- EXERCISE REQUIREMENTS
Set down the entries exactly. No line may differ from its source.

————————

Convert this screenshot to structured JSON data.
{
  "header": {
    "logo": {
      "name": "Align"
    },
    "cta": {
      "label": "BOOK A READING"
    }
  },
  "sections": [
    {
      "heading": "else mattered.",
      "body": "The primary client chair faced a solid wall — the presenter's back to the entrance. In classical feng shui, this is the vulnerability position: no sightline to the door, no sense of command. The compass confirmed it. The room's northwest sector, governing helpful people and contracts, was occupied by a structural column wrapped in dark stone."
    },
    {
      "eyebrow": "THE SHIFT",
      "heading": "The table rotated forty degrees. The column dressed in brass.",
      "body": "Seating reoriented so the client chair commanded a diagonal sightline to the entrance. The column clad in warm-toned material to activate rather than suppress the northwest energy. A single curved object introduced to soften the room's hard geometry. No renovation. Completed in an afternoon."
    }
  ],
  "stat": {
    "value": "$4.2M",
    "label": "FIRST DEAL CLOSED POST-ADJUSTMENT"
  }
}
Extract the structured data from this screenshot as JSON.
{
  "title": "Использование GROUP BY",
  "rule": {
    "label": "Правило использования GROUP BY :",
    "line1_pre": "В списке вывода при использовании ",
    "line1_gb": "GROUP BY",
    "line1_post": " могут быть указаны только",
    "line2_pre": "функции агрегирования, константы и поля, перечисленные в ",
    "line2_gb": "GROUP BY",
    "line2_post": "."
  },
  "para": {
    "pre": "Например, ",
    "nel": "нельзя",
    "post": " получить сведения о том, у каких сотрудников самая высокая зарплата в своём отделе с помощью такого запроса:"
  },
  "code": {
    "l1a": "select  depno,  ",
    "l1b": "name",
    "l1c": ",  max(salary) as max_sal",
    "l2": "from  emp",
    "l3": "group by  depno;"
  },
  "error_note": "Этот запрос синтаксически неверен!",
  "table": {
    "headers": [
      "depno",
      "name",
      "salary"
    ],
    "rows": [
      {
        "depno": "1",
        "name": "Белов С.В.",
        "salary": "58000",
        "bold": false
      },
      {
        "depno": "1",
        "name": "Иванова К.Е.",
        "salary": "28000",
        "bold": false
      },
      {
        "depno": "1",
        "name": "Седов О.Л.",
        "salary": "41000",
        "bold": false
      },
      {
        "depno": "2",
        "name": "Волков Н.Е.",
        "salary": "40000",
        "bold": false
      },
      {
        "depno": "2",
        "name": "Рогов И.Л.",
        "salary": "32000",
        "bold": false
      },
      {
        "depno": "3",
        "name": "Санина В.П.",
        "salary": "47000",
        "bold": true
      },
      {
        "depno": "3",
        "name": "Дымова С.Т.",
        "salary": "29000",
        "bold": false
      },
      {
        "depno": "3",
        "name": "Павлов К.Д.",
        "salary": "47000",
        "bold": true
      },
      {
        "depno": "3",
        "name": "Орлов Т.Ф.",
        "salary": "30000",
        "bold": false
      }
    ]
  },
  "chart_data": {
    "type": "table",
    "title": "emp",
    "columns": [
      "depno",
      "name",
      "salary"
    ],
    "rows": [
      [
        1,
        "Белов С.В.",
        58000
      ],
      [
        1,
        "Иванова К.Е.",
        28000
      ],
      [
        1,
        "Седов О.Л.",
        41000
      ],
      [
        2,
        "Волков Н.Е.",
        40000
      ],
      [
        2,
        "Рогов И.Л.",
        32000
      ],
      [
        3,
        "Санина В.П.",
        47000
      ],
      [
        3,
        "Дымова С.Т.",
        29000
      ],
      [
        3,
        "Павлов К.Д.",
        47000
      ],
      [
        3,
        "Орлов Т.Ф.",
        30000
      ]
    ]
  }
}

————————

- SOLVED EXERCISE
Convert this screenshot to structured JSON data.
{
  "header": {
    "logo": {
      "name": "Align"
    },
    "cta": {
      "label": "BOOK A READING"
    }
  },
  "sections": [
    {
      "heading": "else mattered.",
      "body": "The primary client chair faced a solid wall — the presenter's back to the entrance. In classical feng shui, this is the vulnerability position: no sightline to the door, no sense of command. The compass confirmed it. The room's northwest sector, governing helpful people and contracts, was occupied by a structural column wrapped in dark stone."
    },
    {
      "eyebrow": "THE SHIFT",
      "heading": "The table rotated forty degrees. The column dressed in brass.",
      "body": "Seating reoriented so the client chair commanded a diagonal sightline to the entrance. The column clad in warm-toned material to activate rather than suppress the northwest energy. A single curved object introduced to soften the room's hard geometry. No renovation. Completed in an afternoon."
    }
  ],
  "stat": {
    "value": "$4.2M",
    "label": "FIRST DEAL CLOSED POST-ADJUSTMENT"
  }
}
Extract the structured data from this screenshot as JSON.
{
  "title": "Использование GROUP BY",
  "rule": {
    "label": "Правило использования GROUP BY :",
    "line1_pre": "В списке вывода при использовании ",
    "line1_gb": "GROUP BY",
    "line1_post": " могут быть указаны только",
    "line2_pre": "функции агрегирования, константы и поля, перечисленные в ",
    "line2_gb": "GROUP BY",
    "line2_post": "."
  },
  "para": {
    "pre": "Например, ",
    "nel": "нельзя",
    "post": " получить сведения о том, у каких сотрудников самая высокая зарплата в своём отделе с помощью такого запроса:"
  },
  "code": {
    "l1a": "select  depno,  ",
    "l1b": "name",
    "l1c": ",  max(salary) as max_sal",
    "l2": "from  emp",
    "l3": "group by  depno;"
  },
  "error_note": "Этот запрос синтаксически неверен!",
  "table": {
    "headers": [
      "depno",
      "name",
      "salary"
    ],
    "rows": [
      {
        "depno": "1",
        "name": "Белов С.В.",
        "salary": "58000",
        "bold": false
      },
      {
        "depno": "1",
        "name": "Иванова К.Е.",
        "salary": "28000",
        "bold": false
      },
      {
        "depno": "1",
        "name": "Седов О.Л.",
        "salary": "41000",
        "bold": false
      },
      {
        "depno": "2",
        "name": "Волков Н.Е.",
        "salary": "40000",
        "bold": false
      },
      {
        "depno": "2",
        "name": "Рогов И.Л.",
        "salary": "32000",
        "bold": false
      },
      {
        "depno": "3",
        "name": "Санина В.П.",
        "salary": "47000",
        "bold": true
      },
      {
        "depno": "3",
        "name": "Дымова С.Т.",
        "salary": "29000",
        "bold": false
      },
      {
        "depno": "3",
        "name": "Павлов К.Д.",
        "salary": "47000",
        "bold": true
      },
      {
        "depno": "3",
        "name": "Орлов Т.Ф.",
        "salary": "30000",
        "bold": false
      }
    ]
  },
  "chart_data": {
    "type": "table",
    "title": "emp",
    "columns": [
      "depno",
      "name",
      "salary"
    ],
    "rows": [
      [
        1,
        "Белов С.В.",
        58000
      ],
      [
        1,
        "Иванова К.Е.",
        28000
      ],
      [
        1,
        "Седов О.Л.",
        41000
      ],
      [
        2,
        "Волков Н.Е.",
        40000
      ],
      [
        2,
        "Рогов И.Л.",
        32000
      ],
      [
        3,
        "Санина В.П.",
        47000
      ],
      [
        3,
        "Дымова С.Т.",
        29000
      ],
      [
        3,
        "Павлов К.Д.",
        47000
      ],
      [
        3,
        "Орлов Т.Ф.",
        30000
      ]
    ]
  }
}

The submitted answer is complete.